*WHAT THE TASK ASKS*
Your task is to output all the records below, word for word.

*SOURCE DATA*
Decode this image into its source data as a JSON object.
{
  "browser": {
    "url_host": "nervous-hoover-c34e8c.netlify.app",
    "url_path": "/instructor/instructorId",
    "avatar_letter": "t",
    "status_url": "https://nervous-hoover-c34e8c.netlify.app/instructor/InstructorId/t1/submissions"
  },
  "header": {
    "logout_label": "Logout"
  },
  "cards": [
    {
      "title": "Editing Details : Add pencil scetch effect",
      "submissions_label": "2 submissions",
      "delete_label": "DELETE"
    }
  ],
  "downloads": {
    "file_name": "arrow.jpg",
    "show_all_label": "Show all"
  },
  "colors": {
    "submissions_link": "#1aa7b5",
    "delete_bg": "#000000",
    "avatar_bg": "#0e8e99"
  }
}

*WRITTEN ANSWER*
Decode this image into its source data as a JSON object.
{
  "browser": {
    "url_host": "nervous-hoover-c34e8c.netlify.app",
    "url_path": "/instructor/instructorId",
    "avatar_letter": "t",
    "status_url": "https://nervous-hoover-c34e8c.netlify.app/instructor/InstructorId/t1/submissions"
  },
  "header": {
    "logout_label": "Logout"
  },
  "cards": [
    {
      "title": "Editing Details : Add pencil scetch effect",
      "submissions_label": "2 submissions",
      "delete_label": "DELETE"
    }
  ],
  "downloads": {
    "file_name": "arrow.jpg",
    "show_all_label": "Show all"
  },
  "colors": {
    "submissions_link": "#1aa7b5",
    "delete_bg": "#000000",
    "avatar_bg": "#0e8e99"
  }
}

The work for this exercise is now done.